Would you please write out each entry that follows, exactly as written?

▶ **EXERCISE INPUTS**:
####
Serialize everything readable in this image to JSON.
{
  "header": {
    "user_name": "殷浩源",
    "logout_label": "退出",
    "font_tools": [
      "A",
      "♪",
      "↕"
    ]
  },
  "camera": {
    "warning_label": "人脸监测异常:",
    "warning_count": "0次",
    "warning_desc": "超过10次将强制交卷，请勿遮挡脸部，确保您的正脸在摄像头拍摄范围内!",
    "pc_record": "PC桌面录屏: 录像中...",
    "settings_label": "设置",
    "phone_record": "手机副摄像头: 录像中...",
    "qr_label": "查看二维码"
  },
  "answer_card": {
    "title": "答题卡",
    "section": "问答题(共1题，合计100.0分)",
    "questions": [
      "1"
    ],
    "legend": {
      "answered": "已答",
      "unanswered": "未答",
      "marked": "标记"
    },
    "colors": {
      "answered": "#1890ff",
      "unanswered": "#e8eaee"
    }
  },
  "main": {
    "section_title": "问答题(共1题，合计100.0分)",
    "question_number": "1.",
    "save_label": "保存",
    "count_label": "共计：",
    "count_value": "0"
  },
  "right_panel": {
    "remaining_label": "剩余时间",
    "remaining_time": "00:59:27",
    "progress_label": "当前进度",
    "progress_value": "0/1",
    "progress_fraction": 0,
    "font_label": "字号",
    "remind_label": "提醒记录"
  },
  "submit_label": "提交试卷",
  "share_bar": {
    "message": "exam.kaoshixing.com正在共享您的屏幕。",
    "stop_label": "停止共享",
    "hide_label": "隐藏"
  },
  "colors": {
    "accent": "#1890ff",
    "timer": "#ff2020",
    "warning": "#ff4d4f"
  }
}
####
▶ **PROBLEM SOLUTION**:
Serialize everything readable in this image to JSON.
{
  "header": {
    "user_name": "殷浩源",
    "logout_label": "退出",
    "font_tools": [
      "A",
      "♪",
      "↕"
    ]
  },
  "camera": {
    "warning_label": "人脸监测异常:",
    "warning_count": "0次",
    "warning_desc": "超过10次将强制交卷，请勿遮挡脸部，确保您的正脸在摄像头拍摄范围内!",
    "pc_record": "PC桌面录屏: 录像中...",
    "settings_label": "设置",
    "phone_record": "手机副摄像头: 录像中...",
    "qr_label": "查看二维码"
  },
  "answer_card": {
    "title": "答题卡",
    "section": "问答题(共1题，合计100.0分)",
    "questions": [
      "1"
    ],
    "legend": {
      "answered": "已答",
      "unanswered": "未答",
      "marked": "标记"
    },
    "colors": {
      "answered": "#1890ff",
      "unanswered": "#e8eaee"
    }
  },
  "main": {
    "section_title": "问答题(共1题，合计100.0分)",
    "question_number": "1.",
    "save_label": "保存",
    "count_label": "共计：",
    "count_value": "0"
  },
  "right_panel": {
    "remaining_label": "剩余时间",
    "remaining_time": "00:59:27",
    "progress_label": "当前进度",
    "progress_value": "0/1",
    "progress_fraction": 0,
    "font_label": "字号",
    "remind_label": "提醒记录"
  },
  "submit_label": "提交试卷",
  "share_bar": {
    "message": "exam.kaoshixing.com正在共享您的屏幕。",
    "stop_label": "停止共享",
    "hide_label": "隐藏"
  },
  "colors": {
    "accent": "#1890ff",
    "timer": "#ff2020",
    "warning": "#ff4d4f"
  }
}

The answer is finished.